What you are asked to do
From the data, copy out every line in which the word "kind" appears.

Source information
+ + + + + + +
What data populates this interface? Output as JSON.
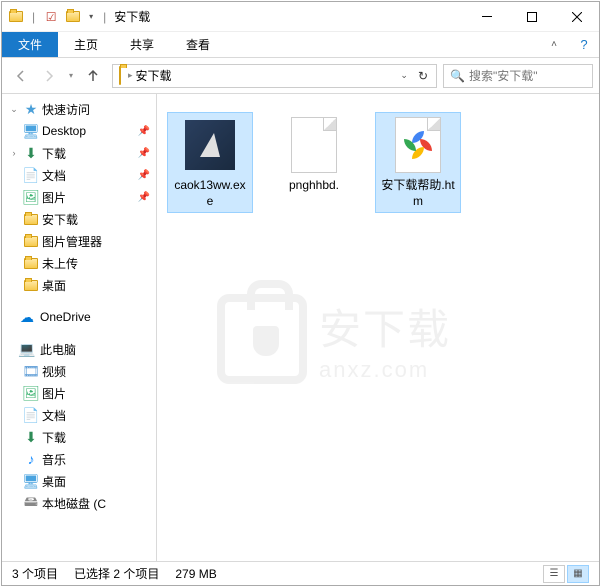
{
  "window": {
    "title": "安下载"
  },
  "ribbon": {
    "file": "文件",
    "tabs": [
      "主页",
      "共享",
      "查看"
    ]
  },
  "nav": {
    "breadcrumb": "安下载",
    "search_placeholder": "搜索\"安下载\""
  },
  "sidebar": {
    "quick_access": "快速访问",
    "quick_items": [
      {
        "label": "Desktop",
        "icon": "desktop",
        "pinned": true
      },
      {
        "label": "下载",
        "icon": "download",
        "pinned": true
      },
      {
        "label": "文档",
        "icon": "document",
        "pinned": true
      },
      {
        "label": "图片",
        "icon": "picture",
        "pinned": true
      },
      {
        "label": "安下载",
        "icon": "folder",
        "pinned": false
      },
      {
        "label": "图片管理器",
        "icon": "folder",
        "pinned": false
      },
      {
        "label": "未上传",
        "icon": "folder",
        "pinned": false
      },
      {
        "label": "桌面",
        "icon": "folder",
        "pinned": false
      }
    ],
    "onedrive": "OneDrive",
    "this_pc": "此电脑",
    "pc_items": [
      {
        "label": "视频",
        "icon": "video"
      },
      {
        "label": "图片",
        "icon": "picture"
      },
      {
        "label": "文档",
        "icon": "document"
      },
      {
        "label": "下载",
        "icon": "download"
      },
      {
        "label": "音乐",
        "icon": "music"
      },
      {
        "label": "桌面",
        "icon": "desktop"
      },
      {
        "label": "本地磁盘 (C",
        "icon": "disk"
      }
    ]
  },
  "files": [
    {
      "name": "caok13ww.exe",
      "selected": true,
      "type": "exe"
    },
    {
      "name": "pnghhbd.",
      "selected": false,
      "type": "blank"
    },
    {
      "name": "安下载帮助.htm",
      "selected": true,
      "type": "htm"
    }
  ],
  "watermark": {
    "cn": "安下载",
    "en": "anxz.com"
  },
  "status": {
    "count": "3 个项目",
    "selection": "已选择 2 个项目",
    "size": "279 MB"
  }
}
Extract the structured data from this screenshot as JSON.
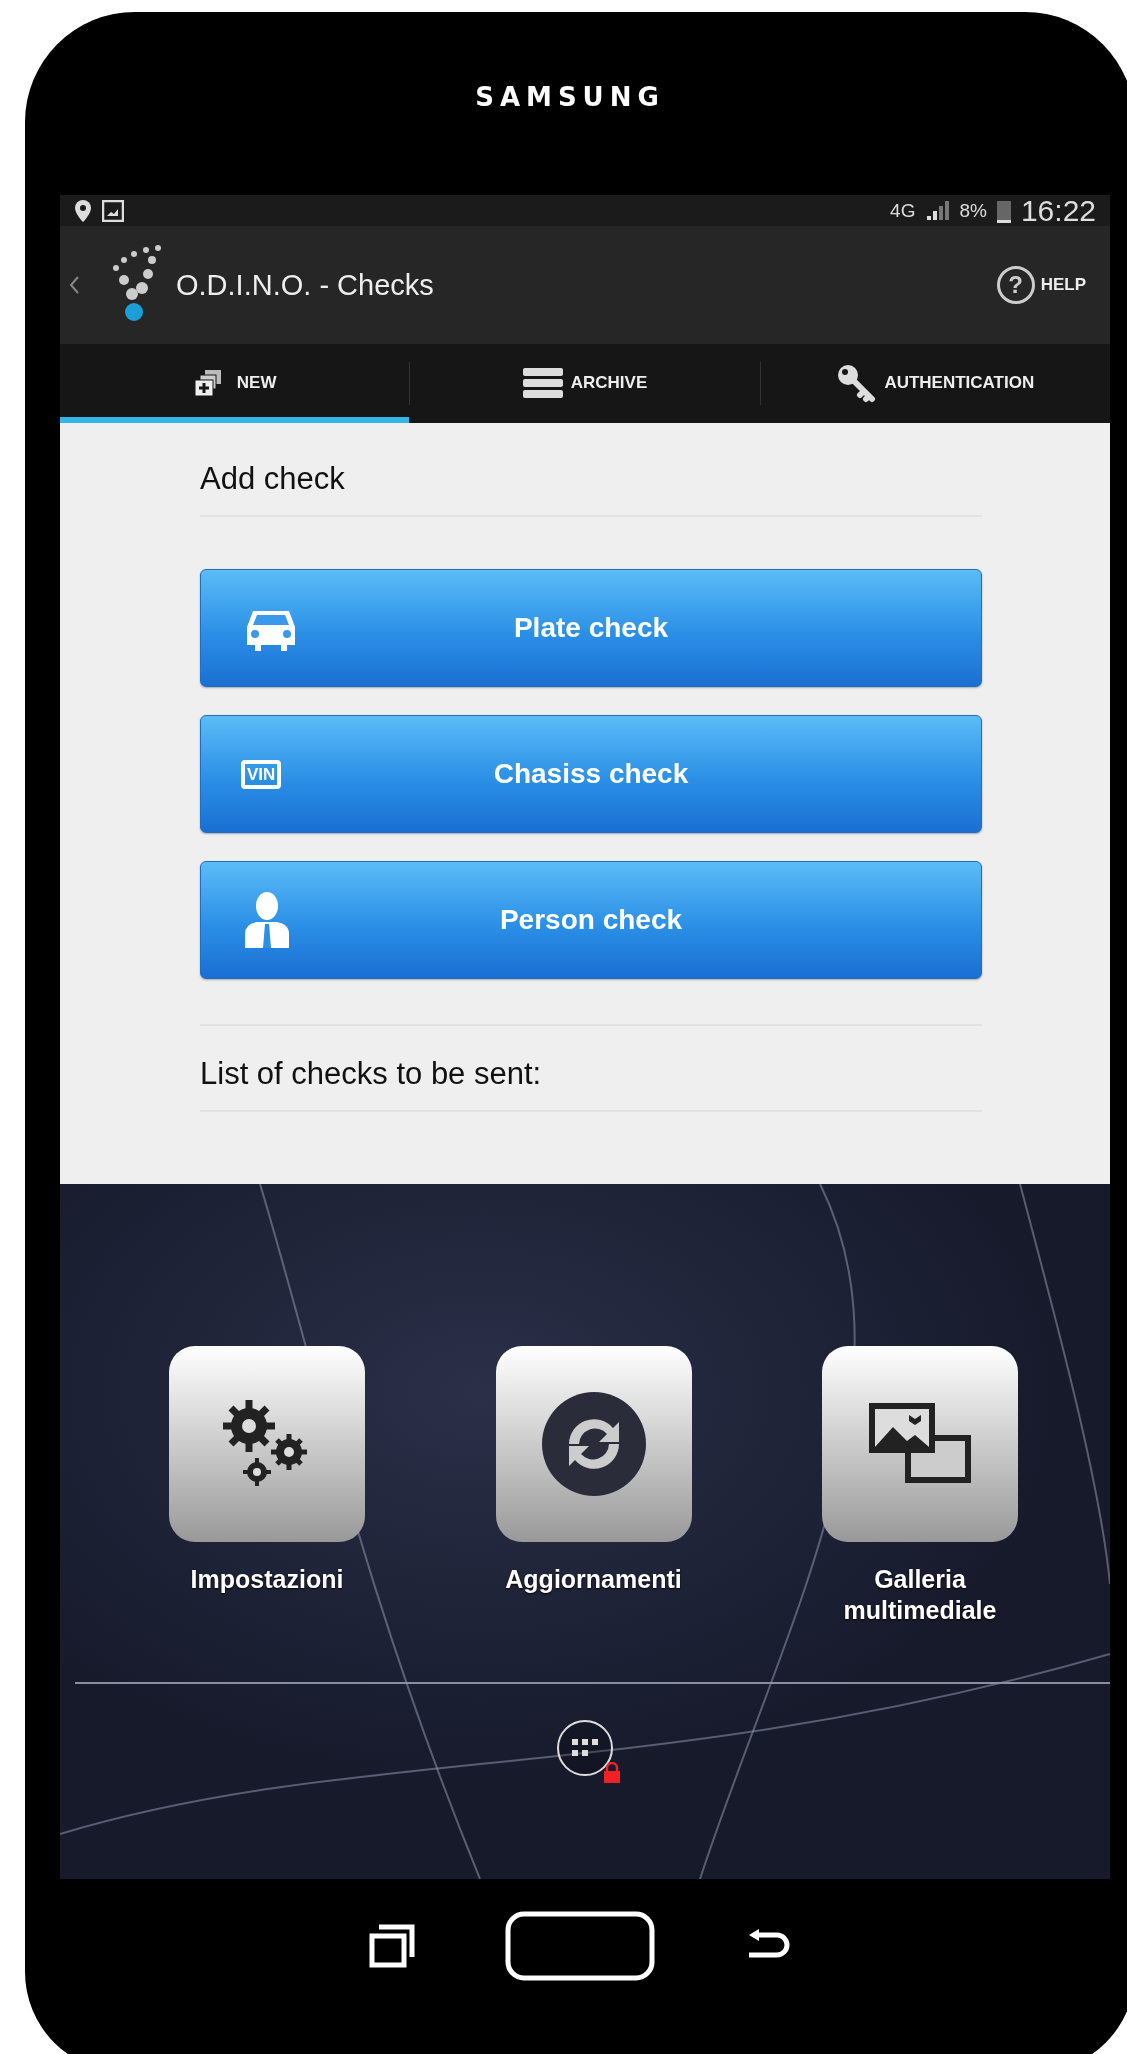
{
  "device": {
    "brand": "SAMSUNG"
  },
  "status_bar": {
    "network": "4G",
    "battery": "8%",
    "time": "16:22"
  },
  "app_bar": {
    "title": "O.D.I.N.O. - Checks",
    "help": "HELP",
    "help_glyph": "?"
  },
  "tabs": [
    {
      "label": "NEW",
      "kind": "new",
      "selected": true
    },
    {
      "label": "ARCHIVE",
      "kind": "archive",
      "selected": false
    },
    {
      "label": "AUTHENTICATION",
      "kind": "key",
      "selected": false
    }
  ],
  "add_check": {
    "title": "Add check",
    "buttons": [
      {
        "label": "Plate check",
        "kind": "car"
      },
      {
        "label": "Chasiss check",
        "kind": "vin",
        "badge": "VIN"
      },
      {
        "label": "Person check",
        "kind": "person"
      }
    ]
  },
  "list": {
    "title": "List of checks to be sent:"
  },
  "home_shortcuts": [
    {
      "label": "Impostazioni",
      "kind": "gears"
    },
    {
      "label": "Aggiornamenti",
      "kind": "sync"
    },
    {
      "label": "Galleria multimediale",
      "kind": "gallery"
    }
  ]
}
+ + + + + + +
Written response
      "kind": "new",
      "kind": "archive",
      "kind": "key",
        "kind": "car"
        "kind": "vin",
        "kind": "person"
      "kind": "gears"
      "kind": "sync"
      "kind": "gallery"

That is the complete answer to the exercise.